What you are asked to do ->
Please copy out each line of the entries in which "this" appears.

Interface dataset entries
※ ※ ※

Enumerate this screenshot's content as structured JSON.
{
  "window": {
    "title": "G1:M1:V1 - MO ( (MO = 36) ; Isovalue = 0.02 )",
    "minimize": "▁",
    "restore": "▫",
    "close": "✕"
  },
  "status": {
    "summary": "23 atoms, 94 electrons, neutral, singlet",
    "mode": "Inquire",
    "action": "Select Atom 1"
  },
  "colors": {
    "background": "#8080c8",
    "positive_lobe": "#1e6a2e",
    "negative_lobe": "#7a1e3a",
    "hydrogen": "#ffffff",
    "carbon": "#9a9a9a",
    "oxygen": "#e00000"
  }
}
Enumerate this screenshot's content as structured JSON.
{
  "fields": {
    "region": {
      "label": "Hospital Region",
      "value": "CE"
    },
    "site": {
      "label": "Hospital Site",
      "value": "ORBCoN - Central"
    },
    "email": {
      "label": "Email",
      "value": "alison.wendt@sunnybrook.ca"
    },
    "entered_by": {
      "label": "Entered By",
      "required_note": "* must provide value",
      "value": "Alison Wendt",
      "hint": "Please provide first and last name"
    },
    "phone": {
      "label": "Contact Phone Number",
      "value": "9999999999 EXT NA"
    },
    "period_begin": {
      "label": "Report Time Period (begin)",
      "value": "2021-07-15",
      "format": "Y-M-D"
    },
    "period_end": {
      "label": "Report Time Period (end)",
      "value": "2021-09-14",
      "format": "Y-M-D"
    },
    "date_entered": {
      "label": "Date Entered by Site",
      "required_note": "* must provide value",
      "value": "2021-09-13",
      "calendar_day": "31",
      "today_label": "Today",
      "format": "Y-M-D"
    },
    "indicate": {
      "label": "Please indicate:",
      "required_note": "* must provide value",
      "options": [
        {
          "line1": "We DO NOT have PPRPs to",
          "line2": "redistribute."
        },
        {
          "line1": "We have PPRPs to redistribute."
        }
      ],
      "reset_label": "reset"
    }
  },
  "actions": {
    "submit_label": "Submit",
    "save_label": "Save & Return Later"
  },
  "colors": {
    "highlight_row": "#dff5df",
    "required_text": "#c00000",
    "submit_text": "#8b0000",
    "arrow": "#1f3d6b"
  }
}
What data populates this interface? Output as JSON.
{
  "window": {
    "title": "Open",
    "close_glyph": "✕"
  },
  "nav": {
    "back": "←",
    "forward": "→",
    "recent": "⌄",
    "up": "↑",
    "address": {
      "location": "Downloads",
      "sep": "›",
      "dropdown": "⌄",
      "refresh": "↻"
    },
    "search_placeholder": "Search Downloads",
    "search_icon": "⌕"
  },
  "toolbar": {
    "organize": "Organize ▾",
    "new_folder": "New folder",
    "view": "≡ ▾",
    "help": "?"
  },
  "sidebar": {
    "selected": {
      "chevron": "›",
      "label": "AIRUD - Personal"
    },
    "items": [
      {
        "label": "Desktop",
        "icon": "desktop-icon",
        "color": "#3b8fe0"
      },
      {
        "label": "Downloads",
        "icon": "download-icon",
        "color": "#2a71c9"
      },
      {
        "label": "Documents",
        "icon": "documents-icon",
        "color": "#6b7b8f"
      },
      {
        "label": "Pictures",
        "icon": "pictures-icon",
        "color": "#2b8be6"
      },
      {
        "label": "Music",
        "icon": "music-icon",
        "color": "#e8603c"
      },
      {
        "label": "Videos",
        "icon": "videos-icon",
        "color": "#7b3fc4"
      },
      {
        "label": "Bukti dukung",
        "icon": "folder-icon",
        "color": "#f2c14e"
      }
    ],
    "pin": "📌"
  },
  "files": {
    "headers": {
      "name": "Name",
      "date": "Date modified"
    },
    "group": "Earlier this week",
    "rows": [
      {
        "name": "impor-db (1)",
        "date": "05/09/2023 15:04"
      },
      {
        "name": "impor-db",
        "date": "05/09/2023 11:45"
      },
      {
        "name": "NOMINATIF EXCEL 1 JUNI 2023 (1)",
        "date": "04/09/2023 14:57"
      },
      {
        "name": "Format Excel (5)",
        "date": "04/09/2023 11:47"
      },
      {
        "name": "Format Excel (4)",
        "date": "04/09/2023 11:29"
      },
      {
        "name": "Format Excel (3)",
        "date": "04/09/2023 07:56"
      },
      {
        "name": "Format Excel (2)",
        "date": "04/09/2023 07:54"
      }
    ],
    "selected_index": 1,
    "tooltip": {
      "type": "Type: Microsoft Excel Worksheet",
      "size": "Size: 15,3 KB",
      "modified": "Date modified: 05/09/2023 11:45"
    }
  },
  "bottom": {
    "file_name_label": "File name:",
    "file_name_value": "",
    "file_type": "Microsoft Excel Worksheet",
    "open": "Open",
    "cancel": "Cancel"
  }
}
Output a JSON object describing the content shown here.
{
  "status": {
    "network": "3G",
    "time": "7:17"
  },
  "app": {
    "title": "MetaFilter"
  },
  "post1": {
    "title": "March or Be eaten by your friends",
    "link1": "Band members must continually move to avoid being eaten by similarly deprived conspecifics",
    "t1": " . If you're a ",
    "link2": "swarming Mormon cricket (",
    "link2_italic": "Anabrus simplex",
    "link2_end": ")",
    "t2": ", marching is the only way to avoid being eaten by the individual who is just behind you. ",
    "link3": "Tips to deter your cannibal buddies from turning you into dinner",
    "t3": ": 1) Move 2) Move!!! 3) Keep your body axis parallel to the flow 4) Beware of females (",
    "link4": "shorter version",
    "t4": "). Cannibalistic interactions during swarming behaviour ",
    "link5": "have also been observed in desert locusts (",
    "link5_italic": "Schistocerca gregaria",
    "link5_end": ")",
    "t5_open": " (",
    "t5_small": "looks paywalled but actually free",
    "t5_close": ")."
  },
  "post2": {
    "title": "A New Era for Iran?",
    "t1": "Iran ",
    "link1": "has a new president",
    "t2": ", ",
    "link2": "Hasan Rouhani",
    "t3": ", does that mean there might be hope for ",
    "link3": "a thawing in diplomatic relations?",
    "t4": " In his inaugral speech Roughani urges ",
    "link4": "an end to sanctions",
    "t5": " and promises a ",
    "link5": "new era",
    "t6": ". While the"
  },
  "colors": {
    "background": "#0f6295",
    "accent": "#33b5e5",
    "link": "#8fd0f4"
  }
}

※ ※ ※

Result ->
Enumerate this screenshot's content as structured JSON.
Enumerate this screenshot's content as structured JSON.
What data populates this interface? Output as JSON.
    "group": "Earlier this week",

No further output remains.